A month after a Slate feature took Venmo to task for its deficient customer security practices, the mobile payment announced that is is introducing multifactor authentication.
Increasingly a standard around password-protected services, multifactor authentication requires users signing into a service from an unrecognized device to enter an additional code sent to their mobile device through another means—usually a text message or an app—to confirm their identity. It should go some way towards alleviating the concern raised by Alison Griswold's February article, that "a hacker who breaches an account using your password can send $2,850 as quickly and conveniently as a twentysomething can repay $7 for a burrito."
Venmo, the burgeoning giant of the mobile payment industry, processed over $700 million in transactions in the third quarter of 2014, but has been dogged by concerns that the ease of use for which it is known makes it easier for users to be defrauded—a problem traditional banks have an infrastructure to prevent and rectify that Venmo has not yet built.

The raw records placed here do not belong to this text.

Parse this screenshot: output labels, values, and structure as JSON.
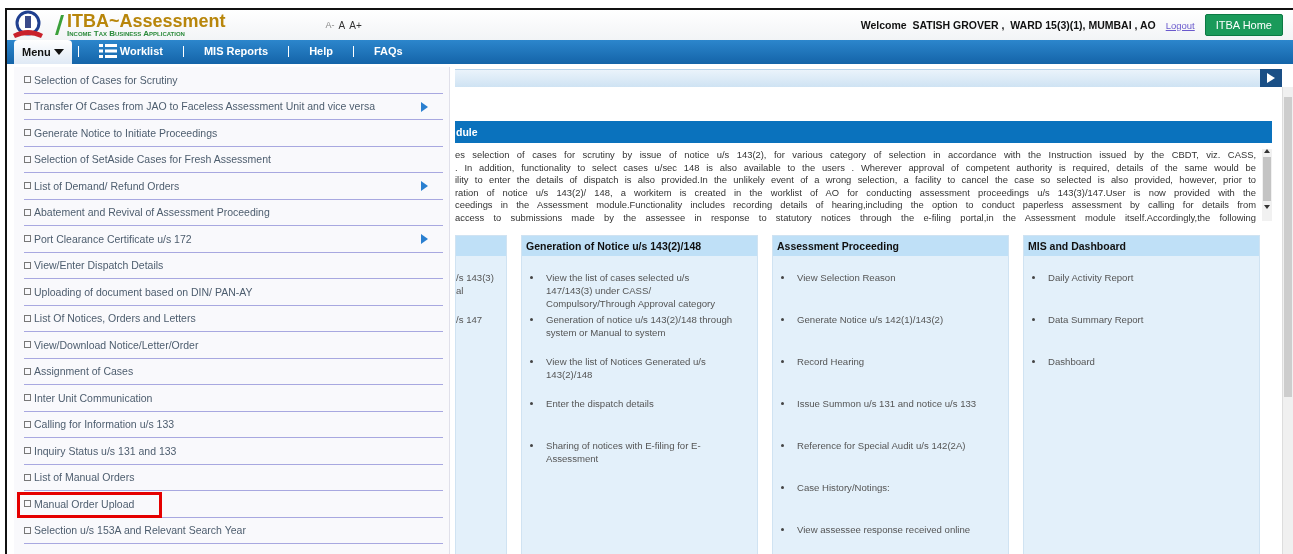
{
  "header": {
    "logo_title": "ITBA~Assessment",
    "logo_subtitle": "Income Tax Business Application",
    "font_sizes": [
      "A-",
      "A",
      "A+"
    ],
    "welcome": "Welcome  SATISH GROVER ,  WARD 15(3)(1), MUMBAI , AO",
    "logout": "Logout",
    "home_button": "ITBA Home"
  },
  "nav": [
    {
      "label": "Menu",
      "kind": "dropdown",
      "selected": true
    },
    {
      "label": "Worklist",
      "kind": "list",
      "selected": false
    },
    {
      "label": "MIS Reports",
      "kind": "plain",
      "selected": false
    },
    {
      "label": "Help",
      "kind": "plain",
      "selected": false
    },
    {
      "label": "FAQs",
      "kind": "plain",
      "selected": false
    }
  ],
  "menu": [
    {
      "label": "Selection of Cases for Scrutiny",
      "submenu": false,
      "highlighted": false
    },
    {
      "label": "Transfer Of Cases from JAO to Faceless Assessment Unit and vice versa",
      "submenu": true,
      "highlighted": false
    },
    {
      "label": "Generate Notice to Initiate Proceedings",
      "submenu": false,
      "highlighted": false
    },
    {
      "label": "Selection of SetAside Cases for Fresh Assessment",
      "submenu": false,
      "highlighted": false
    },
    {
      "label": "List of Demand/ Refund Orders",
      "submenu": true,
      "highlighted": false
    },
    {
      "label": "Abatement and Revival of Assessment Proceeding",
      "submenu": false,
      "highlighted": false
    },
    {
      "label": "Port Clearance Certificate u/s 172",
      "submenu": true,
      "highlighted": false
    },
    {
      "label": "View/Enter Dispatch Details",
      "submenu": false,
      "highlighted": false
    },
    {
      "label": "Uploading of document based on DIN/ PAN-AY",
      "submenu": false,
      "highlighted": false
    },
    {
      "label": "List Of Notices, Orders and Letters",
      "submenu": false,
      "highlighted": false
    },
    {
      "label": "View/Download Notice/Letter/Order",
      "submenu": false,
      "highlighted": false
    },
    {
      "label": "Assignment of Cases",
      "submenu": false,
      "highlighted": false
    },
    {
      "label": "Inter Unit Communication",
      "submenu": false,
      "highlighted": false
    },
    {
      "label": "Calling for Information u/s 133",
      "submenu": false,
      "highlighted": false
    },
    {
      "label": "Inquiry Status u/s 131 and 133",
      "submenu": false,
      "highlighted": false
    },
    {
      "label": "List of Manual Orders",
      "submenu": false,
      "highlighted": false
    },
    {
      "label": "Manual Order Upload",
      "submenu": false,
      "highlighted": true
    },
    {
      "label": "Selection u/s 153A and Relevant Search Year",
      "submenu": false,
      "highlighted": false
    }
  ],
  "section": {
    "title": "dule",
    "description_lines": [
      "es selection of cases for scrutiny by issue of notice u/s 143(2), for various category of selection in accordance with the Instruction issued by the CBDT, viz. CASS,",
      ". In addition, functionality to select cases u/sec 148 is also available to the users . Wherever approval of competent authority is required, details of the same would be",
      "ility to enter the details of dispatch is also provided.In the unlikely event of a wrong selection, a facility to cancel the case so selected is also provided, however, prior to",
      "ration of notice u/s 143(2)/ 148, a workitem is created in the worklist of AO for conducting assessment proceedings u/s 143(3)/147.User is now provided with the",
      "ceedings in the Assessment module.Functionality includes recording details of hearing,including the option to conduct paperless assessment by calling for details from",
      "access to submissions made by the assessee in response to statutory notices through the e-filing portal,in the Assessment module itself.Accordingly,the following"
    ]
  },
  "columns": [
    {
      "items": [
        {
          "lines": [
            "/s 143(3)",
            "al"
          ],
          "bullet": false
        },
        {
          "lines": [
            "/s 147"
          ],
          "bullet": false
        }
      ]
    },
    {
      "title": "Generation of Notice u/s 143(2)/148",
      "items": [
        {
          "lines": [
            "View the list of cases selected u/s",
            "147/143(3) under CASS/",
            "Compulsory/Through Approval category"
          ],
          "bullet": true
        },
        {
          "lines": [
            "Generation of notice u/s 143(2)/148 through",
            "system or Manual to system"
          ],
          "bullet": true
        },
        {
          "lines": [
            "View the list of Notices Generated u/s",
            "143(2)/148"
          ],
          "bullet": true
        },
        {
          "lines": [
            "Enter the dispatch details"
          ],
          "bullet": true
        },
        {
          "lines": [
            "Sharing of notices with E-filing for E-",
            "Assessment"
          ],
          "bullet": true
        }
      ]
    },
    {
      "title": "Assessment Proceeding",
      "items": [
        {
          "lines": [
            "View Selection Reason"
          ],
          "bullet": true
        },
        {
          "lines": [
            "Generate Notice u/s 142(1)/143(2)"
          ],
          "bullet": true
        },
        {
          "lines": [
            "Record Hearing"
          ],
          "bullet": true
        },
        {
          "lines": [
            "Issue Summon u/s 131 and notice u/s 133"
          ],
          "bullet": true
        },
        {
          "lines": [
            "Reference for Special Audit u/s 142(2A)"
          ],
          "bullet": true
        },
        {
          "lines": [
            "Case History/Notings:"
          ],
          "bullet": true
        },
        {
          "lines": [
            "View assessee response received online"
          ],
          "bullet": true
        }
      ]
    },
    {
      "title": "MIS and Dashboard",
      "items": [
        {
          "lines": [
            "Daily Activity Report"
          ],
          "bullet": true
        },
        {
          "lines": [
            "Data Summary Report"
          ],
          "bullet": true
        },
        {
          "lines": [
            "Dashboard"
          ],
          "bullet": true
        }
      ]
    }
  ]
}
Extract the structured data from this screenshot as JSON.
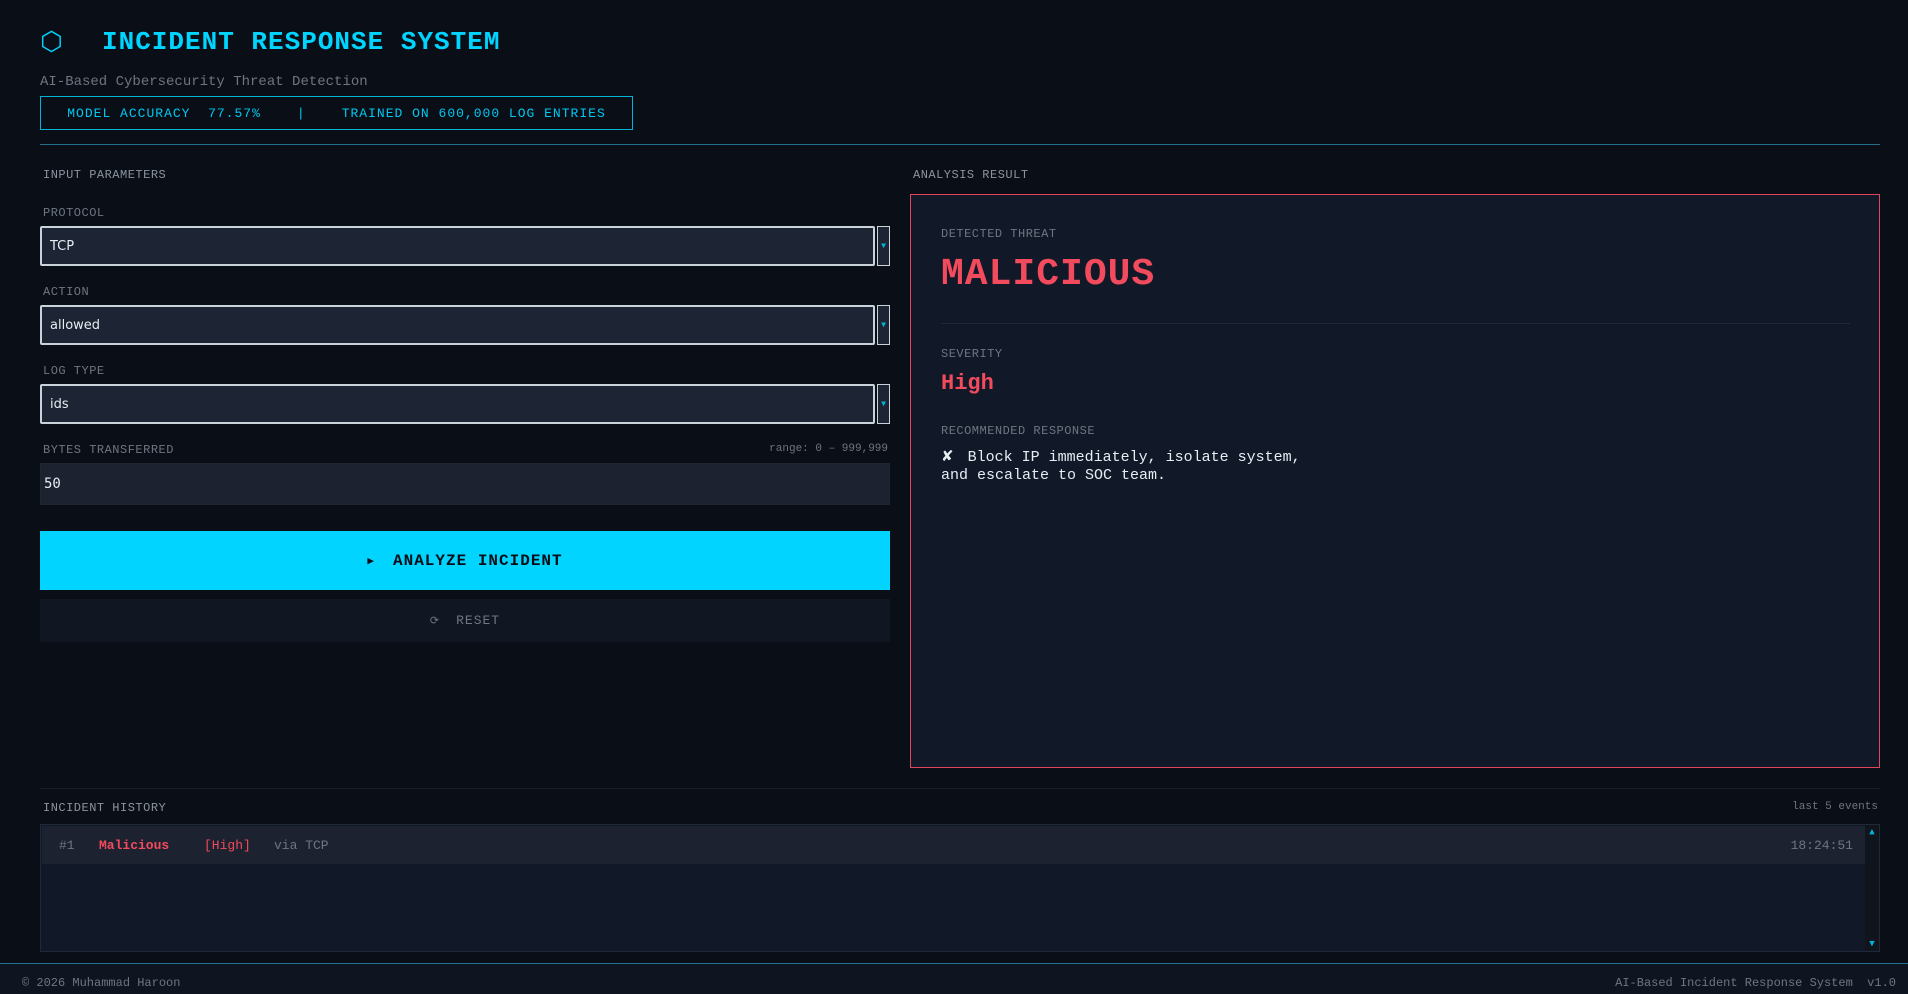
{
  "header": {
    "logo_glyph": "⬡",
    "title": "INCIDENT RESPONSE SYSTEM",
    "subtitle": "AI-Based Cybersecurity Threat Detection",
    "stats": {
      "accuracy": "MODEL ACCURACY  77.57%",
      "separator": "|",
      "trained": "TRAINED ON 600,000 LOG ENTRIES"
    }
  },
  "input_panel": {
    "heading": "INPUT PARAMETERS",
    "protocol": {
      "label": "PROTOCOL",
      "value": "TCP"
    },
    "action": {
      "label": "ACTION",
      "value": "allowed"
    },
    "log_type": {
      "label": "LOG TYPE",
      "value": "ids"
    },
    "bytes": {
      "label": "BYTES TRANSFERRED",
      "range_hint": "range: 0 – 999,999",
      "value": "50"
    },
    "analyze_icon": "▶",
    "analyze_label": "ANALYZE INCIDENT",
    "reset_icon": "⟳",
    "reset_label": "RESET"
  },
  "result_panel": {
    "heading": "ANALYSIS RESULT",
    "threat_label": "DETECTED THREAT",
    "threat_value": "MALICIOUS",
    "severity_label": "SEVERITY",
    "severity_value": "High",
    "response_label": "RECOMMENDED RESPONSE",
    "response_icon": "✘",
    "response_text": "Block IP immediately, isolate system, and escalate to SOC team."
  },
  "history": {
    "heading": "INCIDENT HISTORY",
    "count_hint": "last 5 events",
    "rows": [
      {
        "index": "#1",
        "threat": "Malicious",
        "severity": "[High]",
        "protocol": "via TCP",
        "time": "18:24:51"
      }
    ]
  },
  "footer": {
    "left": "© 2026 Muhammad Haroon",
    "right": "AI-Based Incident Response System  v1.0"
  },
  "colors": {
    "accent": "#00d4ff",
    "danger": "#f24b5d",
    "background": "#0a0e17"
  },
  "icons": {
    "logo": "hexagon-icon",
    "analyze": "play-icon",
    "reset": "refresh-icon",
    "response": "x-mark-icon",
    "select_arrow": "chevron-down-icon"
  }
}
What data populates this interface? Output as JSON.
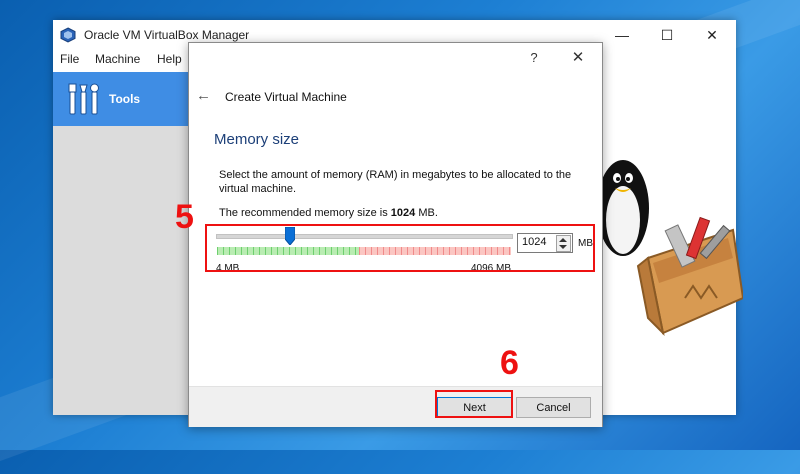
{
  "main_window": {
    "title": "Oracle VM VirtualBox Manager",
    "controls": {
      "minimize": "—",
      "maximize": "☐",
      "close": "✕"
    },
    "menu": [
      "File",
      "Machine",
      "Help"
    ],
    "tools_label": "Tools"
  },
  "dialog": {
    "help": "?",
    "close": "✕",
    "back": "←",
    "wizard_title": "Create Virtual Machine",
    "section_title": "Memory size",
    "description": "Select the amount of memory (RAM) in megabytes to be allocated to the virtual machine.",
    "recommend_prefix": "The recommended memory size is ",
    "recommend_value": "1024",
    "recommend_suffix": " MB.",
    "memory": {
      "value": "1024",
      "unit": "MB",
      "min_label": "4 MB",
      "max_label": "4096 MB",
      "slider_fraction": 0.25
    },
    "buttons": {
      "next": "Next",
      "cancel": "Cancel"
    }
  },
  "annotations": {
    "step5": "5",
    "step6": "6"
  },
  "colors": {
    "accent": "#3f8de4",
    "annotation": "#e11111",
    "section_title": "#1c3f78"
  },
  "icons": [
    "virtualbox-logo-icon",
    "tools-icon",
    "back-arrow-icon",
    "help-icon",
    "close-icon",
    "spin-up-icon",
    "spin-down-icon",
    "slider-thumb-icon",
    "penguin-toolbox-icon"
  ]
}
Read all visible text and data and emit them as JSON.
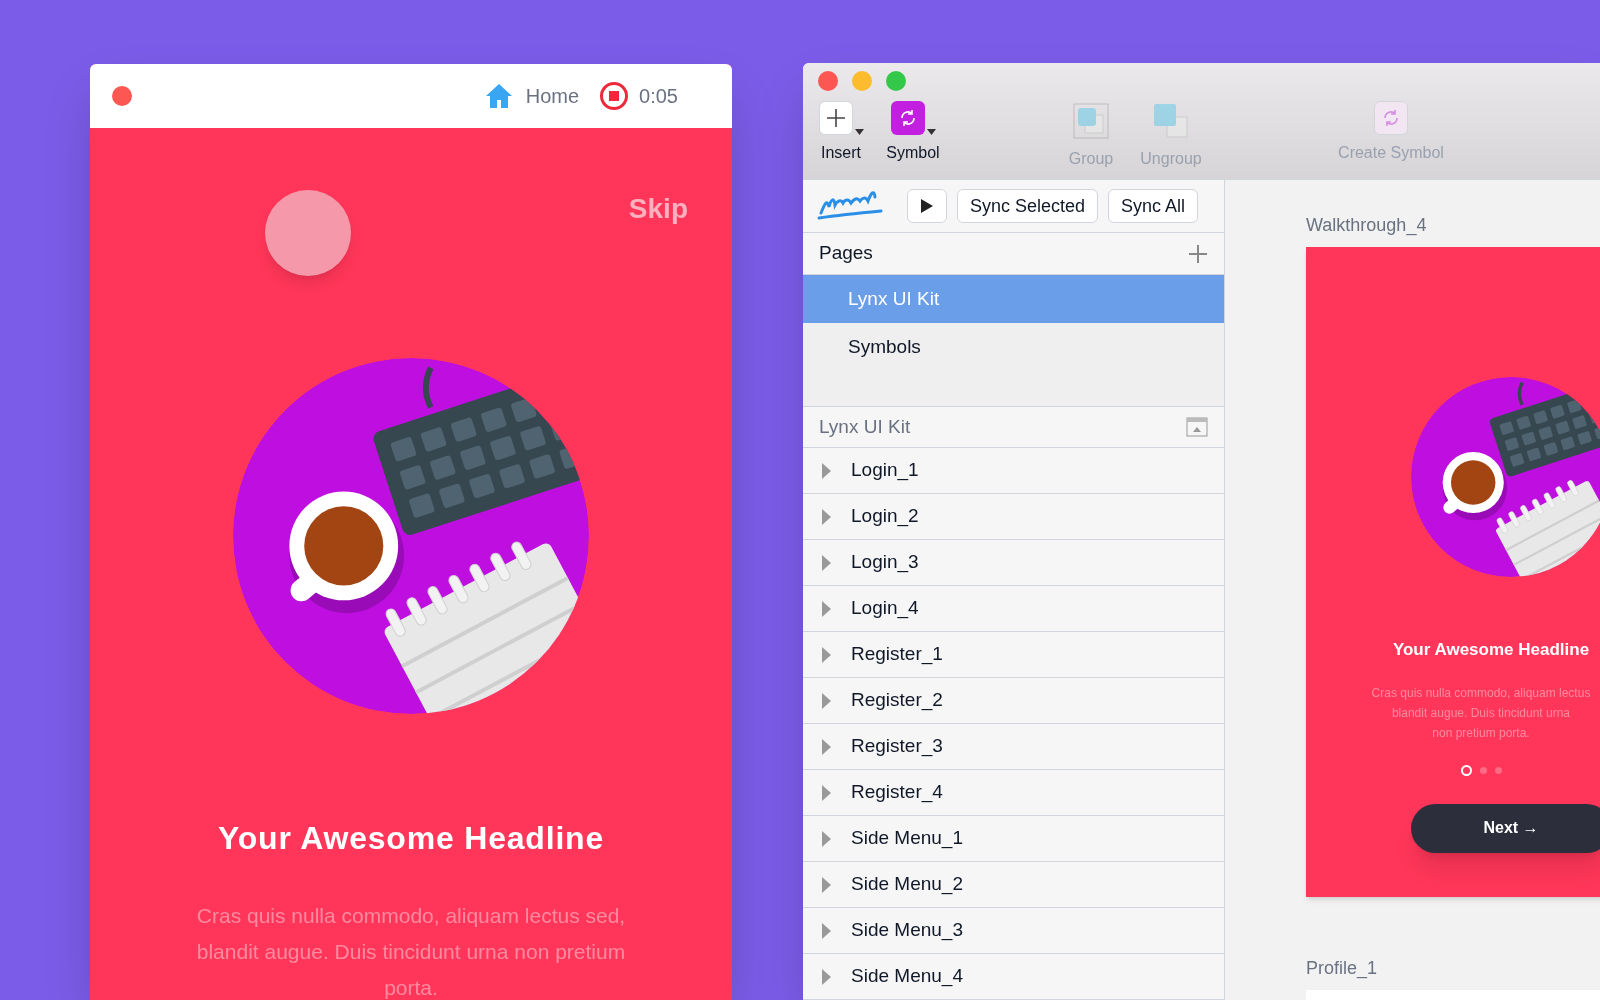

In this context, multifactor authentication is the first of many steps the company will need to take to ensure its product is as safe as it is painless.